What you are asked to do: Would you output the lines from the one with "Give me the" through the last line of the material below, exactly, but without pictures?

Data records:
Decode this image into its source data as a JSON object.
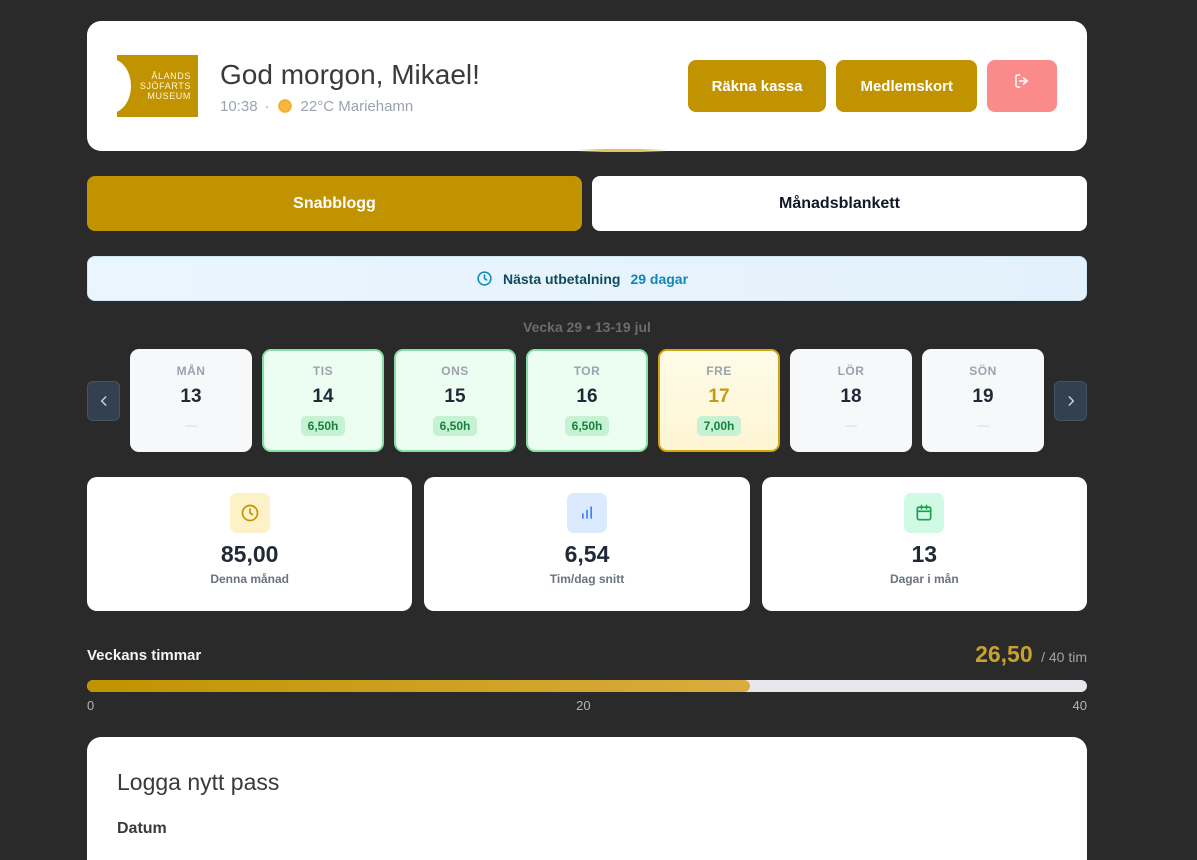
{
  "header": {
    "logo_lines": [
      "ÅLANDS",
      "SJÖFARTS",
      "MUSEUM"
    ],
    "greeting": "God morgon, Mikael!",
    "time": "10:38",
    "separator": "·",
    "weather": "22°C Mariehamn",
    "weather_icon": "sun-icon",
    "buttons": {
      "count_register": "Räkna kassa",
      "member_card": "Medlemskort"
    },
    "logout_icon": "logout-icon"
  },
  "tabs": [
    {
      "label": "Snabblogg",
      "active": true
    },
    {
      "label": "Månadsblankett",
      "active": false
    }
  ],
  "payout": {
    "label": "Nästa utbetalning",
    "days": "29 dagar"
  },
  "week": {
    "title": "Vecka 29 • 13-19 jul",
    "days": [
      {
        "name": "MÅN",
        "num": "13",
        "hours": "",
        "state": "empty",
        "empty": "—"
      },
      {
        "name": "TIS",
        "num": "14",
        "hours": "6,50h",
        "state": "logged",
        "empty": ""
      },
      {
        "name": "ONS",
        "num": "15",
        "hours": "6,50h",
        "state": "logged",
        "empty": ""
      },
      {
        "name": "TOR",
        "num": "16",
        "hours": "6,50h",
        "state": "logged",
        "empty": ""
      },
      {
        "name": "FRE",
        "num": "17",
        "hours": "7,00h",
        "state": "today",
        "empty": ""
      },
      {
        "name": "LÖR",
        "num": "18",
        "hours": "",
        "state": "empty",
        "empty": "—"
      },
      {
        "name": "SÖN",
        "num": "19",
        "hours": "",
        "state": "empty",
        "empty": "—"
      }
    ]
  },
  "stats": [
    {
      "value": "85,00",
      "label": "Denna månad",
      "icon": "clock-icon",
      "icon_bg": "#fdf1c7",
      "icon_color": "#c19300"
    },
    {
      "value": "6,54",
      "label": "Tim/dag snitt",
      "icon": "bar-chart-icon",
      "icon_bg": "#dbeafe",
      "icon_color": "#3b82f6"
    },
    {
      "value": "13",
      "label": "Dagar i mån",
      "icon": "calendar-icon",
      "icon_bg": "#d1fae5",
      "icon_color": "#16a34a"
    }
  ],
  "week_hours": {
    "title": "Veckans timmar",
    "total": "26,50",
    "of": "/ 40 tim",
    "fraction": 0.6625,
    "ticks": [
      "0",
      "20",
      "40"
    ]
  },
  "log": {
    "title": "Logga nytt pass",
    "date_label": "Datum"
  },
  "colors": {
    "accent": "#c19300",
    "background": "#2a2a2a",
    "logout": "#fb8a8a"
  }
}
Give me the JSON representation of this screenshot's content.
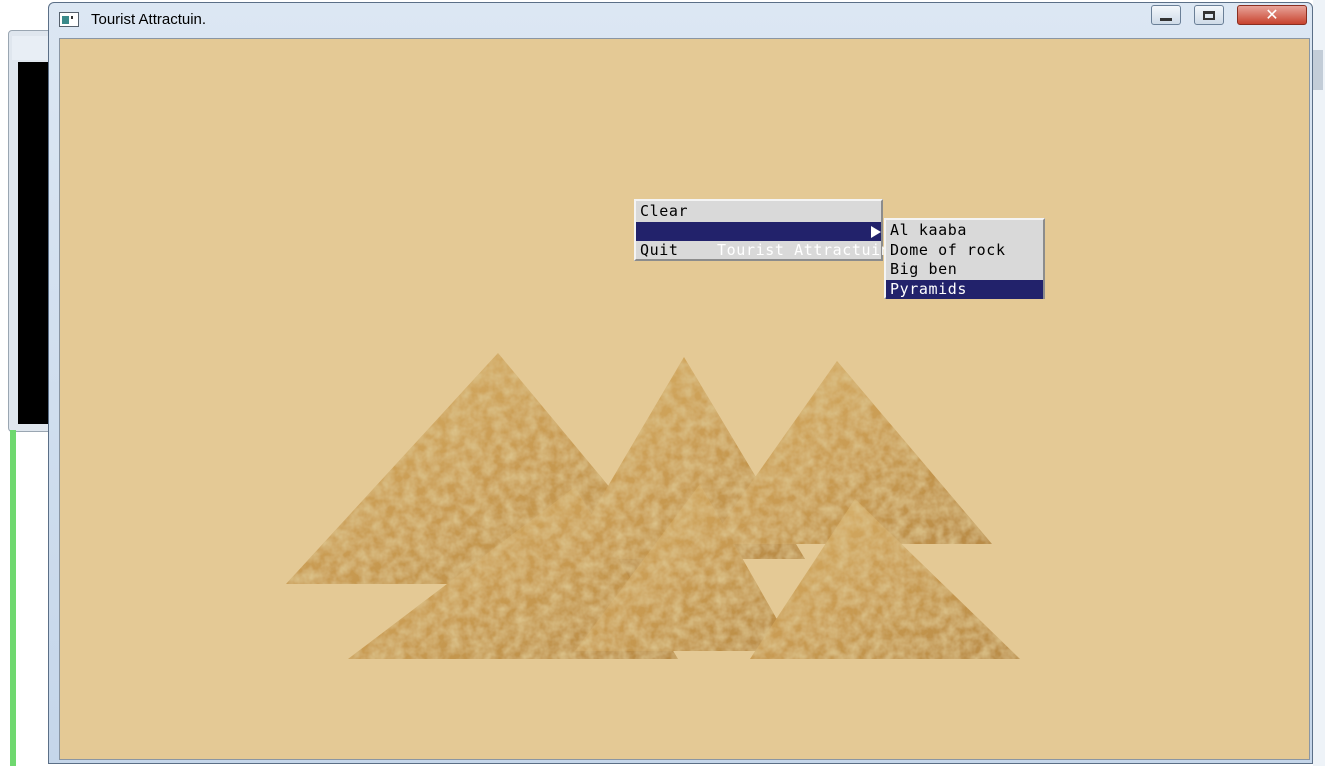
{
  "window": {
    "title": "Tourist Attractuin.",
    "close_glyph": "✕"
  },
  "menu": {
    "items": [
      {
        "label": "Clear"
      },
      {
        "label": "Tourist Attractuin"
      },
      {
        "label": "Quit"
      }
    ],
    "active_index": 1
  },
  "submenu": {
    "items": [
      {
        "label": "Al kaaba"
      },
      {
        "label": "Dome of rock"
      },
      {
        "label": "Big ben"
      },
      {
        "label": "Pyramids"
      }
    ],
    "active_index": 3
  },
  "colors": {
    "canvas_background": "#e4c995",
    "menu_background": "#d9d9d9",
    "menu_highlight": "#22226b",
    "sand_base": "#c9a15a"
  },
  "icons": {
    "app": "app-window-icon",
    "minimize": "minimize-icon",
    "maximize": "maximize-icon",
    "close": "close-icon",
    "submenu": "submenu-arrow-icon"
  }
}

Result:
Give me the JSON representation of this screenshot's content.
{
  "window": {
    "title": "Tourist Attractuin.",
    "close_glyph": "✕"
  },
  "menu": {
    "items": [
      {
        "label": "Clear"
      },
      {
        "label": "Tourist Attractuin"
      },
      {
        "label": "Quit"
      }
    ],
    "active_index": 1
  },
  "submenu": {
    "items": [
      {
        "label": "Al kaaba"
      },
      {
        "label": "Dome of rock"
      },
      {
        "label": "Big ben"
      },
      {
        "label": "Pyramids"
      }
    ],
    "active_index": 3
  },
  "colors": {
    "canvas_background": "#e4c995",
    "menu_background": "#d9d9d9",
    "menu_highlight": "#22226b",
    "sand_base": "#c9a15a"
  },
  "icons": {
    "app": "app-window-icon",
    "minimize": "minimize-icon",
    "maximize": "maximize-icon",
    "close": "close-icon",
    "submenu": "submenu-arrow-icon"
  }
}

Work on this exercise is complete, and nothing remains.